I have yet to have the talk with my daughter. I know I should- I mean every parent should, but for some reason, I am terrified by the idea of it. What am I going to say? I have no idea. I just now I don’t want to do it.
Should I use a clinical approach? Should I give her all the gory details like she was in a doctor’s office? Should I be sure to not have any expression, be straightforward and not allow for giggling about my first boyfriend? That way she will know I’m serious, if don’t allow any expression. I guess I could let our family doctor talk to her for me if I was going to try a gift approach.
My friend talked to her teenage daughter by scaring her. I don’t know how effective that is going to end up being. Knowing her mom, the poor girl is probably scared to even look at a boy, never mind kiss one. Maybe that’s not a bad idea. I mean, there are a lot of diseases out there; it might be nice to be sure she won’t have to worry about them.
But no, knowing my daughter, telling her not to look at a boy is just the same as telling her to move in with him. I am convinced that she does stuff just to spite me. Why I have no idea. I think she is just trying to drive me insane so she can have my makeup collection. Time to get serious!
I think I’ll put of that talk another day.
Learning about QuickBooks. Microsoft Excel, too.
I like bookkeeping even though it can be hard but this training (QuickBooks course) was… well, I thought it was easy to learn from.
I heard about a QuickBooks courseware provider and ordered it for work. Since I had already gotten their Microsoft Excel courses and used that for training I was proficient so I didn’t really want to bother with the the other QuickBooks seminar provider.
where did the time go
My daughter asked me if she could wear makeup. When I asked her why she said she wanted to because all of the other girls were doing it. I told her she wasn’t going to use makeup simply because all of the other girls were, but stopped halfway through my sentence. I can’t stand the thought of sounding anything like my mother.
So I took a deep breath and tried again, this time avoiding the parental argument of ‘just because your friends do it doesn’t mean you need to.’
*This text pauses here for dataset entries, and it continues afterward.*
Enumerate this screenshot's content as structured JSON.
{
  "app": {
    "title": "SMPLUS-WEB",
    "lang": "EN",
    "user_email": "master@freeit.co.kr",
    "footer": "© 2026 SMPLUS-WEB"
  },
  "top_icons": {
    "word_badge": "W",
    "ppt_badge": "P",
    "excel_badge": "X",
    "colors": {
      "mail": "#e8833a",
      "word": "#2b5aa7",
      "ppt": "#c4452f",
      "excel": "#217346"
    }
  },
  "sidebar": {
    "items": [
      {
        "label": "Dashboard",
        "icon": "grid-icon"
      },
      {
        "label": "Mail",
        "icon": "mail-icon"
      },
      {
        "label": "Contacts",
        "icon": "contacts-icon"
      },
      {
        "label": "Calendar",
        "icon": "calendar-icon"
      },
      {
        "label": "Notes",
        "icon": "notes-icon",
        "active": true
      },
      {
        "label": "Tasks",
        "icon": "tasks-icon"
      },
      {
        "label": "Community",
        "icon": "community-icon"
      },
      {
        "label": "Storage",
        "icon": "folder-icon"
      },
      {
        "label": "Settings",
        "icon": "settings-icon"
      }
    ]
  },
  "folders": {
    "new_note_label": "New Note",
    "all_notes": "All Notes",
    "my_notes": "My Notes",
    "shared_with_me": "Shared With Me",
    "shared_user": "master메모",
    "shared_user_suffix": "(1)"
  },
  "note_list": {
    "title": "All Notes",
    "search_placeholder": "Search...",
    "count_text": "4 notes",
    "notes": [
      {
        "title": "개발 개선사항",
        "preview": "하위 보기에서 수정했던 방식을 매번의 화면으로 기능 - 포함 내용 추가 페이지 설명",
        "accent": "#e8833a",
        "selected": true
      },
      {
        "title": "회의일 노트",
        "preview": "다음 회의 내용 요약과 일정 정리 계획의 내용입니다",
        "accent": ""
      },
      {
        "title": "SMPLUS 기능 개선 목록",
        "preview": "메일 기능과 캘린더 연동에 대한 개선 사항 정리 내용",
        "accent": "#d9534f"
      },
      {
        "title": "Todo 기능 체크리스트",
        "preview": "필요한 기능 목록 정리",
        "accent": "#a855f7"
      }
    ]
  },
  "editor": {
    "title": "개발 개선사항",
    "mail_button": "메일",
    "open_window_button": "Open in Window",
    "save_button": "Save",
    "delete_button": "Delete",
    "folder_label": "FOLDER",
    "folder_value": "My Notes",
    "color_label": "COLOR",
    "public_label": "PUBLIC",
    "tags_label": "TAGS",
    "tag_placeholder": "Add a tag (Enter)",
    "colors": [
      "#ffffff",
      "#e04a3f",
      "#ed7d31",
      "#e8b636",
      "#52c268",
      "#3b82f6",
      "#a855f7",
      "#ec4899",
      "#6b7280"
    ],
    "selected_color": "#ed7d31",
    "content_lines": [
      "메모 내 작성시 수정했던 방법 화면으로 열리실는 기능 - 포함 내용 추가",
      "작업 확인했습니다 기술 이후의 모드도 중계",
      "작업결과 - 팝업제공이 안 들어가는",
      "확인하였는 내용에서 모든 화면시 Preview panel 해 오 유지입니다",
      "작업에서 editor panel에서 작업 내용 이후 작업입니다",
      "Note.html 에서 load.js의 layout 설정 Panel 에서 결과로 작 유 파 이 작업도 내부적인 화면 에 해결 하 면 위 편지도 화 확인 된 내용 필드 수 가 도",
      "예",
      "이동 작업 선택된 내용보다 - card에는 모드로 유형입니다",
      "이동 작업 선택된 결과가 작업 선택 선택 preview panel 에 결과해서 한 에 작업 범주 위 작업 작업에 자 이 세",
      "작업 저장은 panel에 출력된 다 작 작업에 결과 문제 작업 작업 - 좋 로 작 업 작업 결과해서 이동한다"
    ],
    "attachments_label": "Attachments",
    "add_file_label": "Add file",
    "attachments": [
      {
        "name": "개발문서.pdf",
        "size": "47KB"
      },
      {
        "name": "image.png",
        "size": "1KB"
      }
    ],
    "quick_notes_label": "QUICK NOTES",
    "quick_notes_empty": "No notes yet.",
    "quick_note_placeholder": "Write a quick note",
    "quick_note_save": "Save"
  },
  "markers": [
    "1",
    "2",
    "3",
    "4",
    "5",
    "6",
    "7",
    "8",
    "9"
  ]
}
Breathing deeply and practicing patience, I asked my daughter what type of makeup she wanted to have. She perked up, obviously excited that I was considering the idea. I was hoping she’d say something like lip gloss or blush.
Nope, I wasn’t that lucky. She replied that all of her friends wore eye makeup.
My daughter was not going to run around with bedroom eyes.
Saddened that I had to deliver the bad news, I carefully told her no. She said okay, dropped her head and sulked off to her room. I know I was right. I don’t care how bad I feel.